Within the material below, count how many lines contain "state". Answer with only that number.

Data for the task ▸
··········

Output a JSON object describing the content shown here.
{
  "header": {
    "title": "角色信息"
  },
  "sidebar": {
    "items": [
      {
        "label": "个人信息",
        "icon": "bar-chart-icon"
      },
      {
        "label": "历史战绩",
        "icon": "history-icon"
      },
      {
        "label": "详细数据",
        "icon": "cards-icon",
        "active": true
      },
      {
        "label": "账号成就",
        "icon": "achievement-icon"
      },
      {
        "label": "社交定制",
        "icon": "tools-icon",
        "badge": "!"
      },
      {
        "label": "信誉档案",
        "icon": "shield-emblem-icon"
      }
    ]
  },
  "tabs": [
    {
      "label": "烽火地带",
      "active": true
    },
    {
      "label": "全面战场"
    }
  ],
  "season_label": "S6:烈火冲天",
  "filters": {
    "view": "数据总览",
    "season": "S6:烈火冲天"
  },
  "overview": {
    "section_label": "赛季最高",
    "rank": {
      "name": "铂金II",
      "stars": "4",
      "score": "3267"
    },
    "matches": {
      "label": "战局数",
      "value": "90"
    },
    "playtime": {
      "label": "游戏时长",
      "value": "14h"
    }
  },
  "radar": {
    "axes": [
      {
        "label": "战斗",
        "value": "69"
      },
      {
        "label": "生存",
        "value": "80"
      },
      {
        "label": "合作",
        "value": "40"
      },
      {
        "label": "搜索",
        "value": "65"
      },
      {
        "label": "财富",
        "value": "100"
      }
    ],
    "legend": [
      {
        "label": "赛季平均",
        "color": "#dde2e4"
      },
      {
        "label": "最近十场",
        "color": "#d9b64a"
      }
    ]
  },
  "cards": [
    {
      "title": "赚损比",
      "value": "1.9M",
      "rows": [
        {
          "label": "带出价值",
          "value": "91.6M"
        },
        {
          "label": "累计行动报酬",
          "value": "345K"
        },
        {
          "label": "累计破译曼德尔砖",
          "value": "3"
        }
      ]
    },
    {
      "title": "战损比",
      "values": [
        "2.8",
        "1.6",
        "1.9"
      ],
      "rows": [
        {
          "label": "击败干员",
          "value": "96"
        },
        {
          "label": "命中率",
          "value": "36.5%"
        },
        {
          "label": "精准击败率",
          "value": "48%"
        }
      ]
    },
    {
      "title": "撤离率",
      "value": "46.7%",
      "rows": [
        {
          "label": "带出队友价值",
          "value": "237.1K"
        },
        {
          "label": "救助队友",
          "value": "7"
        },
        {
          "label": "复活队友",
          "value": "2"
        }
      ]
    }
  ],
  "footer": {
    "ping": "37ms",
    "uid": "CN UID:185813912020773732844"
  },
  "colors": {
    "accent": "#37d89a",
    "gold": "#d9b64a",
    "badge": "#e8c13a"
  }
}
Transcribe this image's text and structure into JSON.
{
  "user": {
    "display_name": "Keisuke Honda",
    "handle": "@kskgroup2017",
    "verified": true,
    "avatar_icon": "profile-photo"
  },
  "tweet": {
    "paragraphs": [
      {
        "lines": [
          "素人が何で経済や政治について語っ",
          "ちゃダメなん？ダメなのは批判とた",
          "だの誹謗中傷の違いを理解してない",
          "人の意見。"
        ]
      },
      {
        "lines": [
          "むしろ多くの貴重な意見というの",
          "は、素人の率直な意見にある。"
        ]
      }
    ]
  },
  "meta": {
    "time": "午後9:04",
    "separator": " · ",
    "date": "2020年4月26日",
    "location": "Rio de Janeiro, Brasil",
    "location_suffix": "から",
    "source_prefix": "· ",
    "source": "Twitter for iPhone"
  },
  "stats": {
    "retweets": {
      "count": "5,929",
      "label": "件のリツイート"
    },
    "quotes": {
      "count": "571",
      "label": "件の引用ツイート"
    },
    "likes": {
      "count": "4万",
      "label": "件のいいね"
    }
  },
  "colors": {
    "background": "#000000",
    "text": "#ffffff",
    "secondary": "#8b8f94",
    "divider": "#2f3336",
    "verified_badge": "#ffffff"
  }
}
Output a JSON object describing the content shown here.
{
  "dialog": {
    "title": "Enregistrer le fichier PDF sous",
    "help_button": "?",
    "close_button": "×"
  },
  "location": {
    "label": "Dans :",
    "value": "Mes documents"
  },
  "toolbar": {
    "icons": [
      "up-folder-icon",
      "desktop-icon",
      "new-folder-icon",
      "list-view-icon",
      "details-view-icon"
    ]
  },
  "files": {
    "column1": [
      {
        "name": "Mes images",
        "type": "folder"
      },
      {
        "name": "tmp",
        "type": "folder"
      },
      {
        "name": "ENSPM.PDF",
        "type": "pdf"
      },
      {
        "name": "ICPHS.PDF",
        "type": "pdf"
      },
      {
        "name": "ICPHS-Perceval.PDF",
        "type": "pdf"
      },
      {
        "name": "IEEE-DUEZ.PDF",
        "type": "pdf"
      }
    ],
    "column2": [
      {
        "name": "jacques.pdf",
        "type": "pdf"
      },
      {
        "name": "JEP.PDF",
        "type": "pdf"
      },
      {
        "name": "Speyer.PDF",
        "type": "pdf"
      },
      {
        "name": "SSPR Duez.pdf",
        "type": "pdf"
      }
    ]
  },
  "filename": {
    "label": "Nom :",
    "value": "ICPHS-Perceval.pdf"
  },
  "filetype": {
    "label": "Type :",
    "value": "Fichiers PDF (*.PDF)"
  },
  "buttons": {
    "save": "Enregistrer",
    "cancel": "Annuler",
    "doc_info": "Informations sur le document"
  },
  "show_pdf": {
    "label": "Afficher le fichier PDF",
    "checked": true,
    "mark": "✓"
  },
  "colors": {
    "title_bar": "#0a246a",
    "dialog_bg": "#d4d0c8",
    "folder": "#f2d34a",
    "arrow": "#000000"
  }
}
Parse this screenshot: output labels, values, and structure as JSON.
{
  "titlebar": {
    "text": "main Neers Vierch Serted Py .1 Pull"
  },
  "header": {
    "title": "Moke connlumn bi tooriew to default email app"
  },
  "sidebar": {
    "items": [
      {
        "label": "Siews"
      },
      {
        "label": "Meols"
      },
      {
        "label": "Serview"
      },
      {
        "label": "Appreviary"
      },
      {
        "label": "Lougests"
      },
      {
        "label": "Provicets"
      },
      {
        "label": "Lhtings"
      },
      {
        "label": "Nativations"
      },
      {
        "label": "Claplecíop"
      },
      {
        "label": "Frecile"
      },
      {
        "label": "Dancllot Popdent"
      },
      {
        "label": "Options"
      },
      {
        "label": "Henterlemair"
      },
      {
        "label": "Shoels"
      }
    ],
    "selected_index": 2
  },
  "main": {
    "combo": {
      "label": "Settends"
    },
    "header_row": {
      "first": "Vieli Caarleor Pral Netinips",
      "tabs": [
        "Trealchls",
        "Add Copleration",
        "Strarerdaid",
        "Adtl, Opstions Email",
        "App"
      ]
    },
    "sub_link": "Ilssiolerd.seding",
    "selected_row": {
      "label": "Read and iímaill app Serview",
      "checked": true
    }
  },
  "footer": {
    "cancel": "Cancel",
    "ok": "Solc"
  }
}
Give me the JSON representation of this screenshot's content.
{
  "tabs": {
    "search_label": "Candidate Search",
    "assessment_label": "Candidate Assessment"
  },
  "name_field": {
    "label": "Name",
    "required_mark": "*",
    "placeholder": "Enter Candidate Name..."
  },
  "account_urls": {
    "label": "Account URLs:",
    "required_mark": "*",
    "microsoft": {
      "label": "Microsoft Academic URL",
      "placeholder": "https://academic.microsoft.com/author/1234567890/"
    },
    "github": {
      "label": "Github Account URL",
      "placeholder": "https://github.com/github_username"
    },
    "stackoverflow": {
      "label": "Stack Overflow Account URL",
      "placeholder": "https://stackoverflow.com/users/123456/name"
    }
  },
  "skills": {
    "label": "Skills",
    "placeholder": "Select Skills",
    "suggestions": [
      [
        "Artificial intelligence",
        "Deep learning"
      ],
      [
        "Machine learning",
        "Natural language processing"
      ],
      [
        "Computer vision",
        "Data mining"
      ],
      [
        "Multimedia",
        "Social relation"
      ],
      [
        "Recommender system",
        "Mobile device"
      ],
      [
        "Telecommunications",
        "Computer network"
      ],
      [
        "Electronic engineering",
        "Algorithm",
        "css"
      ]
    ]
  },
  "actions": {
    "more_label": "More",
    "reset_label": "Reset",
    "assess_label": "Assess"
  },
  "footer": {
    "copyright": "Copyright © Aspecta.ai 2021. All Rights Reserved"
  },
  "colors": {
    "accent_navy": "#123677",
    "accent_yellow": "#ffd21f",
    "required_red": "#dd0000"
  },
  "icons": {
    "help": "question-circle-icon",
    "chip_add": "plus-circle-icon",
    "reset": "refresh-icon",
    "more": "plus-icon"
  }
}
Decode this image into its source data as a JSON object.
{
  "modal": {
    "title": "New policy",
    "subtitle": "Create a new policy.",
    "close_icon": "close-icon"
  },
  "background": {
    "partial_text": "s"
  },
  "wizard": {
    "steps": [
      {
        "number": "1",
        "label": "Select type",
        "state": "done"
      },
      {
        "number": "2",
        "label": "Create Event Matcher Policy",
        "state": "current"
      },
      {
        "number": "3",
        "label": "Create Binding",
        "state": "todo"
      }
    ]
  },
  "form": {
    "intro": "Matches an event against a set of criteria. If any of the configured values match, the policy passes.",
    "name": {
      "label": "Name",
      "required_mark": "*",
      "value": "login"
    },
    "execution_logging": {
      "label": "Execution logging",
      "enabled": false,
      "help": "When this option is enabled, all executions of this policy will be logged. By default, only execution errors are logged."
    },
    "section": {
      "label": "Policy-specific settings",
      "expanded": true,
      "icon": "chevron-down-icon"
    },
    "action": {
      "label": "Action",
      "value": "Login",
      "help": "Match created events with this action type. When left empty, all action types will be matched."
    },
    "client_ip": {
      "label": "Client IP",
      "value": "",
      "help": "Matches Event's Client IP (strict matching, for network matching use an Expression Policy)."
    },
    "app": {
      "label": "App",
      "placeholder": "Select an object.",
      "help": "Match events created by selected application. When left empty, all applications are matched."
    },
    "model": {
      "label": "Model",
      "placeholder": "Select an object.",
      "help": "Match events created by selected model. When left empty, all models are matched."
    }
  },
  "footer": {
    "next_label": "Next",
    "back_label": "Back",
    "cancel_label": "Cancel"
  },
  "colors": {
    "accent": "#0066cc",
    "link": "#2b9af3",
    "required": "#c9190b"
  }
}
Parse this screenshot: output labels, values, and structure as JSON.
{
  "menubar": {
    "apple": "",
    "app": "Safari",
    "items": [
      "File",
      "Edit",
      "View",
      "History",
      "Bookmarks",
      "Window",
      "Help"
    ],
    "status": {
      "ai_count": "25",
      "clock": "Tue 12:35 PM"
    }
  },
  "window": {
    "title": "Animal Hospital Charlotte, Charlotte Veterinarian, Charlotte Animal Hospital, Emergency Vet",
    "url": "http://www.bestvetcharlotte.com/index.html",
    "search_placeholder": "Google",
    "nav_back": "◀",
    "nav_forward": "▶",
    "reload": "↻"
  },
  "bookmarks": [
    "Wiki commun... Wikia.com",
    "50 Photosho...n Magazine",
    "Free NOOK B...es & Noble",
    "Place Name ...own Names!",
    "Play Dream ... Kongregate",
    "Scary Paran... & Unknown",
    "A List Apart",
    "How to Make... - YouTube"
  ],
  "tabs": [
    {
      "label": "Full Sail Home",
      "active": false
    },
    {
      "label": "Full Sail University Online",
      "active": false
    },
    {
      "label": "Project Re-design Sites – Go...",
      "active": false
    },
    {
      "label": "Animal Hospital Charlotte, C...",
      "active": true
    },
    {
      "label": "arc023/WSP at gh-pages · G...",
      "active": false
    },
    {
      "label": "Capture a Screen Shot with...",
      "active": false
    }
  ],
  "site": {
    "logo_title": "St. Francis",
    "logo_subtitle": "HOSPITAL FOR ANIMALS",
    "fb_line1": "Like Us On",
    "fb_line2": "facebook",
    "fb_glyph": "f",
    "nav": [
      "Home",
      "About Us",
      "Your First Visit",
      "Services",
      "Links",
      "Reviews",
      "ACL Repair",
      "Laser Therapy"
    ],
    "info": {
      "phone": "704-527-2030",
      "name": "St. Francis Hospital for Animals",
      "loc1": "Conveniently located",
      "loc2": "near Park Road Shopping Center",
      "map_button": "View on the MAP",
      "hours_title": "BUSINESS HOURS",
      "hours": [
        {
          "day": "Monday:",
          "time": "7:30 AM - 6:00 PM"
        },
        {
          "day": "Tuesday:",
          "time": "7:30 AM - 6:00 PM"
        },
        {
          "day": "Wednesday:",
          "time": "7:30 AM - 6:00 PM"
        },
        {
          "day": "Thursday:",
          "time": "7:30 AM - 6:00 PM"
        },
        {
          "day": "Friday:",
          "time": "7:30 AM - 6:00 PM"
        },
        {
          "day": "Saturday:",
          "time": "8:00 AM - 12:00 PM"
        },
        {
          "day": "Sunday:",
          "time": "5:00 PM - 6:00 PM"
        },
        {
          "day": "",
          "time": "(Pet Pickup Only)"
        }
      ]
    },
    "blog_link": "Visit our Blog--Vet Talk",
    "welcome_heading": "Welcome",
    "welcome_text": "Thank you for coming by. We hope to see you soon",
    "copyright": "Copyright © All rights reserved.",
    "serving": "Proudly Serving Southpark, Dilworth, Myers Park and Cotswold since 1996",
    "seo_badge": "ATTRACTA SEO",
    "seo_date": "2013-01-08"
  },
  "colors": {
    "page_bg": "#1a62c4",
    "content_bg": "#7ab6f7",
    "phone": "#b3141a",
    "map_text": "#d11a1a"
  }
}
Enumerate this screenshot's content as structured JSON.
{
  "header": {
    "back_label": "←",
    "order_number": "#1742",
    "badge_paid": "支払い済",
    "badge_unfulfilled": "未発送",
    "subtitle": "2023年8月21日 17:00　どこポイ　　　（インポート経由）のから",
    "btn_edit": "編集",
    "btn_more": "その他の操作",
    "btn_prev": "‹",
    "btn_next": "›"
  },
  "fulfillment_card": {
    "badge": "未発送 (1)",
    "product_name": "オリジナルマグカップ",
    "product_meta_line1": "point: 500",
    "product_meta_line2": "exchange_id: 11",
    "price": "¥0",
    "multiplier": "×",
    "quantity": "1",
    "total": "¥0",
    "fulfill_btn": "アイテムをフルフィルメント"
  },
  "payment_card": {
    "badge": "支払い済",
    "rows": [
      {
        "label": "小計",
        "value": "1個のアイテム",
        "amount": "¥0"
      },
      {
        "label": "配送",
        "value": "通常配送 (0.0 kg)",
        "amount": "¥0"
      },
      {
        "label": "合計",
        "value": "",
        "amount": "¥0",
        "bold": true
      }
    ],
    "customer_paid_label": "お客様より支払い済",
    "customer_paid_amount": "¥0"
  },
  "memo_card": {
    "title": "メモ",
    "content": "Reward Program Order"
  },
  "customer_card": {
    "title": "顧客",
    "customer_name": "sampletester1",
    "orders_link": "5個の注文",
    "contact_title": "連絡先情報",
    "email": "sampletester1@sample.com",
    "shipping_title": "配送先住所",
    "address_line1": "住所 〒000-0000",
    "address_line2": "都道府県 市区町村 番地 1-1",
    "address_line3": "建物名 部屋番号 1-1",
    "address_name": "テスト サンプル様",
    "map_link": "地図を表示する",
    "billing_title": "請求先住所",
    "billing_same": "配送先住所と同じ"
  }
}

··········

Finished task ▸ 3